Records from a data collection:

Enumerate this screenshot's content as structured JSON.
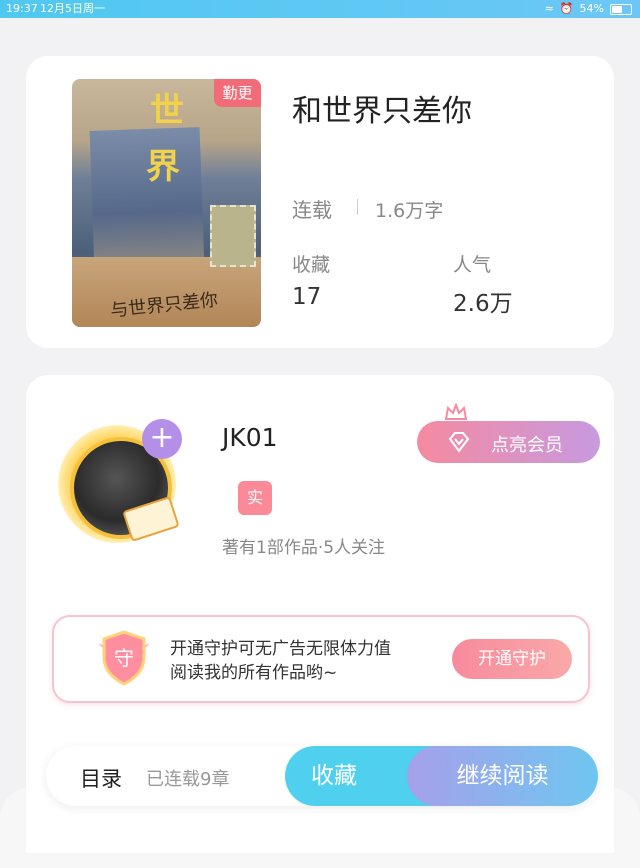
{
  "status_bar": {
    "time": "19:37",
    "date": "12月5日周一",
    "battery": "54%"
  },
  "book": {
    "badge": "勤更",
    "cover_lines": {
      "title_a": "世",
      "title_b": "界",
      "bottom_text": "与世界只差你"
    },
    "title": "和世界只差你",
    "status": "连载",
    "words": "1.6万字",
    "stats": [
      {
        "label": "收藏",
        "value": "17"
      },
      {
        "label": "人气",
        "value": "2.6万"
      }
    ]
  },
  "author": {
    "name": "JK01",
    "verify_badge": "实",
    "meta": "著有1部作品·5人关注",
    "vip_button": "点亮会员"
  },
  "guard": {
    "shield_char": "守",
    "line1": "开通守护可无广告无限体力值",
    "line2": "阅读我的所有作品哟~",
    "button": "开通守护"
  },
  "bottom_bar": {
    "toc": "目录",
    "chapters": "已连载9章",
    "favorite": "收藏",
    "continue": "继续阅读"
  },
  "colors": {
    "accent_pink": "#f26b78",
    "accent_blue": "#4fd0ee",
    "accent_purple": "#b48fe8"
  }
}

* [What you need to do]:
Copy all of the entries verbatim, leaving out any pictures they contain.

* [Exercise response]:
Enumerate this screenshot's content as structured JSON.
{
  "status_bar": {
    "time": "19:37",
    "date": "12月5日周一",
    "battery": "54%"
  },
  "book": {
    "badge": "勤更",
    "cover_lines": {
      "title_a": "世",
      "title_b": "界",
      "bottom_text": "与世界只差你"
    },
    "title": "和世界只差你",
    "status": "连载",
    "words": "1.6万字",
    "stats": [
      {
        "label": "收藏",
        "value": "17"
      },
      {
        "label": "人气",
        "value": "2.6万"
      }
    ]
  },
  "author": {
    "name": "JK01",
    "verify_badge": "实",
    "meta": "著有1部作品·5人关注",
    "vip_button": "点亮会员"
  },
  "guard": {
    "shield_char": "守",
    "line1": "开通守护可无广告无限体力值",
    "line2": "阅读我的所有作品哟~",
    "button": "开通守护"
  },
  "bottom_bar": {
    "toc": "目录",
    "chapters": "已连载9章",
    "favorite": "收藏",
    "continue": "继续阅读"
  },
  "colors": {
    "accent_pink": "#f26b78",
    "accent_blue": "#4fd0ee",
    "accent_purple": "#b48fe8"
  }
}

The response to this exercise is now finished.